Skellig Michael

The jagged, 217m-high rock of Skellig Michael (Archangel Michael’s Rock; like St Michael’s Mount in Cornwall and Mont Saint Michel in Normandy) is the larger of the two islands and a Unesco World Heritage site. It looks like the last place on earth where anyone would try to land, let alone establish a community, yet early Christian monks survived here from the 6th until the 12th or 13th century. Influenced by the Coptic Church (founded by St Anthony in the deserts of Egypt and Libya), their determined quest for ultimate solitude led them to this remote, windblown edge of Europe.
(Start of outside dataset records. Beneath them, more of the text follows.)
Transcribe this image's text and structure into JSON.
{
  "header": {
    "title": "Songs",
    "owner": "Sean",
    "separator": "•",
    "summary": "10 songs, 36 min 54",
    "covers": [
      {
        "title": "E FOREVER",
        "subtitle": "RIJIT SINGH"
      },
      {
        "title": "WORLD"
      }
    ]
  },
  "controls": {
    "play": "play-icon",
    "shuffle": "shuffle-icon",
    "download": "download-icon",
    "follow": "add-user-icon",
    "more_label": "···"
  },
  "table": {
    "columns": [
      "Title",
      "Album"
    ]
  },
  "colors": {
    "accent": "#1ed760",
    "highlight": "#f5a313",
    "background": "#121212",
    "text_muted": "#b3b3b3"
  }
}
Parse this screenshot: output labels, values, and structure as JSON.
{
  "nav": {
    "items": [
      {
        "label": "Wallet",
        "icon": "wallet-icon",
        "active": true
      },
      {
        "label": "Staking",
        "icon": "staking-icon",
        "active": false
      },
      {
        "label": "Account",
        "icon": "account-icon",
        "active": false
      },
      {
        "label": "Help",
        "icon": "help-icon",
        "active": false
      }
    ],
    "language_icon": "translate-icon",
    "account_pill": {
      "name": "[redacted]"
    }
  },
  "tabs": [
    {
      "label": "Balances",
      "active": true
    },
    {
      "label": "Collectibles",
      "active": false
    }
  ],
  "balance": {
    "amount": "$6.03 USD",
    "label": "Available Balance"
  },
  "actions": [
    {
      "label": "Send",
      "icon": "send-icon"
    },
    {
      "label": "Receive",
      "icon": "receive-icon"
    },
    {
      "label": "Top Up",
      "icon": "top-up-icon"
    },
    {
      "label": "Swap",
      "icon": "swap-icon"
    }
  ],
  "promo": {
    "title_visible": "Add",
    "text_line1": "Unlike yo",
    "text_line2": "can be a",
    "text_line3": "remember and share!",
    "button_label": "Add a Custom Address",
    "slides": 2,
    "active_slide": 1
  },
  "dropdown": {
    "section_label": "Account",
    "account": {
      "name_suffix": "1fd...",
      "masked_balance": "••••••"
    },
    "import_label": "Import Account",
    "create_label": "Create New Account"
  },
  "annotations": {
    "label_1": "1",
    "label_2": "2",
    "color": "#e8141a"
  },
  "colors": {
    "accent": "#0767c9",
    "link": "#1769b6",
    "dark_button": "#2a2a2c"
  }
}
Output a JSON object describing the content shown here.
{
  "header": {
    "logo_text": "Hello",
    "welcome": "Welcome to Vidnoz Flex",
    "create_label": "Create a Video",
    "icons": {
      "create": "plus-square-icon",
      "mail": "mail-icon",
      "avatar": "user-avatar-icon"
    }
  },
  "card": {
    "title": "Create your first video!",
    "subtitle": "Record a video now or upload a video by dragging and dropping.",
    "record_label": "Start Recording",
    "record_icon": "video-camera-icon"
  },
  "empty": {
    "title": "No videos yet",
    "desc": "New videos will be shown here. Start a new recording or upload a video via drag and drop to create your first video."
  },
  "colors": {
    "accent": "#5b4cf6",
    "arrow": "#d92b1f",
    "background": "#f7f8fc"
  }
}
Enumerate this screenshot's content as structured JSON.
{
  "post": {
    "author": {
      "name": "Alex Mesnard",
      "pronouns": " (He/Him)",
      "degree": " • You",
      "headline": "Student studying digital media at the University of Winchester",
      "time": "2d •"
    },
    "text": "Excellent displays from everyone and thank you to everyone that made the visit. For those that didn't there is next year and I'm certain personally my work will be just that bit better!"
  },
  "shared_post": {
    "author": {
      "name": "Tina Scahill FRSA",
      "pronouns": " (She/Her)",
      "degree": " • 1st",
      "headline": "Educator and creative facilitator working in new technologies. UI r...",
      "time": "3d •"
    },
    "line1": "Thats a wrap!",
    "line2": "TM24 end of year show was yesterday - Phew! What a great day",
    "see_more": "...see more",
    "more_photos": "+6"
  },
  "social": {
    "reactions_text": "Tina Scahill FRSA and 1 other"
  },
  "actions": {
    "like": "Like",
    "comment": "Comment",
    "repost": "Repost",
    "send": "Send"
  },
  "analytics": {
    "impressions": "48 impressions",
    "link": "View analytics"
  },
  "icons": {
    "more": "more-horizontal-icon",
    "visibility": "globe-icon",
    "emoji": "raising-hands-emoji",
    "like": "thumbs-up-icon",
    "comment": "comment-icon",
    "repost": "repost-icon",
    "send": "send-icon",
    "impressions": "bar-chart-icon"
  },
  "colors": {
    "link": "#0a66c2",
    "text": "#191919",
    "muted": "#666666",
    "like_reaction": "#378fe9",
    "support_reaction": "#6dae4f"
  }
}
The monastic buildings perch on a saddle in the rock, some 150m above sea level, reached by 600 steep steps cut into the rock face. The astounding 6th-century oratories and beehive cells vary in size; the largest cell has a floor space of 4.5m by 3.6m. You can see the monks’ south-facing vegetable garden and their cistern for collecting rainwater. The most impressive structural achievements are the settlement’s foundations – platforms built on the steep slope using nothing more than earth and drystone walls.


Not much is known about the life of the monastery, but there are records of Viking raids in AD 812 and 823. Monks were kidnapped or killed, but the community recovered and carried on. In the 11th century a rectangular oratory was added to the site, but although it was expanded in the 12th century, the monks abandoned the rock around this time.


After the introduction of the Gregorian calendar in 1582, Skellig Michael became a popular spot for weddings. Marriages were forbidden during Lent, but since Skellig used the old Julian calendar, a trip to the islands allowed those unable to wait for Easter to tie the knot.


In the 1820s two lighthouses were built on Skellig Michael, together with the road that runs around the base.


There are no toilets on the island.  







If you are visiting Skellig Michael why not stay in Brook Lane Hotel kenmare